## [Problem]
No image is to be carried over; reproduce the rest of the listing word for word.

########

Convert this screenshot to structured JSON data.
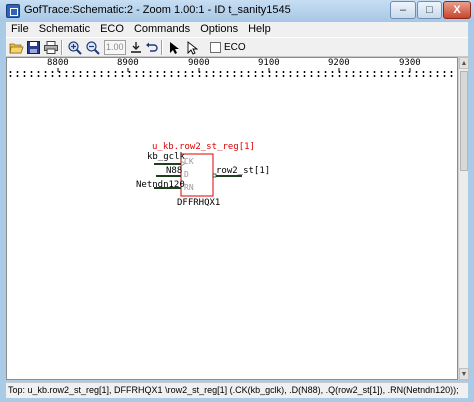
{
  "window": {
    "title": "GofTrace:Schematic:2 - Zoom 1.00:1 - ID t_sanity1545",
    "minimize_glyph": "–",
    "maximize_glyph": "□",
    "close_glyph": "X"
  },
  "menu": [
    "File",
    "Schematic",
    "ECO",
    "Commands",
    "Options",
    "Help"
  ],
  "toolbar": {
    "zoom_value": "1.00",
    "eco_label": "ECO",
    "eco_checked": false,
    "icons": [
      "open-folder-icon",
      "save-icon",
      "print-icon",
      "zoom-in-icon",
      "zoom-out-icon",
      "zoom-value-field",
      "download-arrow-icon",
      "undo-icon",
      "select-cursor-icon",
      "move-cursor-icon"
    ]
  },
  "ruler": {
    "labels": [
      "8800",
      "8900",
      "9000",
      "9100",
      "9200",
      "9300"
    ]
  },
  "schematic": {
    "instance_name": "u_kb.row2_st_reg[1]",
    "cell_type": "DFFRHQX1",
    "pins": {
      "ck": "CK",
      "d": "D",
      "rn": "RN",
      "q": "Q"
    },
    "nets": {
      "ck": "kb_gclk",
      "d": "N88",
      "rn": "Netndn120",
      "q": "row2_st[1]"
    },
    "colors": {
      "instance": "#e00000",
      "wire": "#1f3d1f",
      "pin_text": "#9a9a9a"
    }
  },
  "status": {
    "text": "Top: u_kb.row2_st_reg[1], DFFRHQX1 \\row2_st_reg[1] (.CK(kb_gclk), .D(N88), .Q(row2_st[1]), .RN(Netndn120));"
  }
}
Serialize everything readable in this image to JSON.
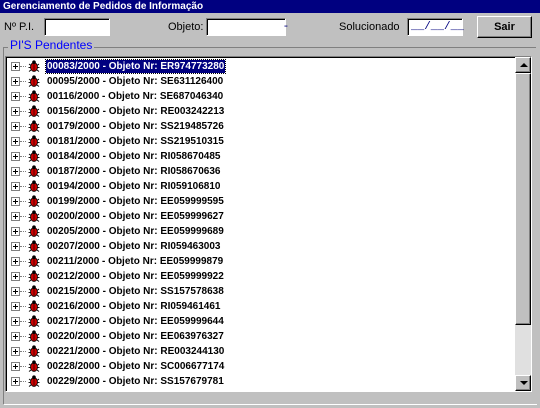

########

## [Response for this exercise]
Convert this screenshot to structured JSON data.
{
  "window": {
    "title": "GofTrace:Schematic:2 - Zoom 1.00:1 - ID t_sanity1545",
    "minimize_glyph": "–",
    "maximize_glyph": "□",
    "close_glyph": "X"
  },
  "menu": [
    "File",
    "Schematic",
    "ECO",
    "Commands",
    "Options",
    "Help"
  ],
  "toolbar": {
    "zoom_value": "1.00",
    "eco_label": "ECO",
    "eco_checked": false,
    "icons": [
      "open-folder-icon",
      "save-icon",
      "print-icon",
      "zoom-in-icon",
      "zoom-out-icon",
      "zoom-value-field",
      "download-arrow-icon",
      "undo-icon",
      "select-cursor-icon",
      "move-cursor-icon"
    ]
  },
  "ruler": {
    "labels": [
      "8800",
      "8900",
      "9000",
      "9100",
      "9200",
      "9300"
    ]
  },
  "schematic": {
    "instance_name": "u_kb.row2_st_reg[1]",
    "cell_type": "DFFRHQX1",
    "pins": {
      "ck": "CK",
      "d": "D",
      "rn": "RN",
      "q": "Q"
    },
    "nets": {
      "ck": "kb_gclk",
      "d": "N88",
      "rn": "Netndn120",
      "q": "row2_st[1]"
    },
    "colors": {
      "instance": "#e00000",
      "wire": "#1f3d1f",
      "pin_text": "#9a9a9a"
    }
  },
  "status": {
    "text": "Top: u_kb.row2_st_reg[1], DFFRHQX1 \\row2_st_reg[1] (.CK(kb_gclk), .D(N88), .Q(row2_st[1]), .RN(Netndn120));"
  }
}
Serialize everything readable in this image to JSON.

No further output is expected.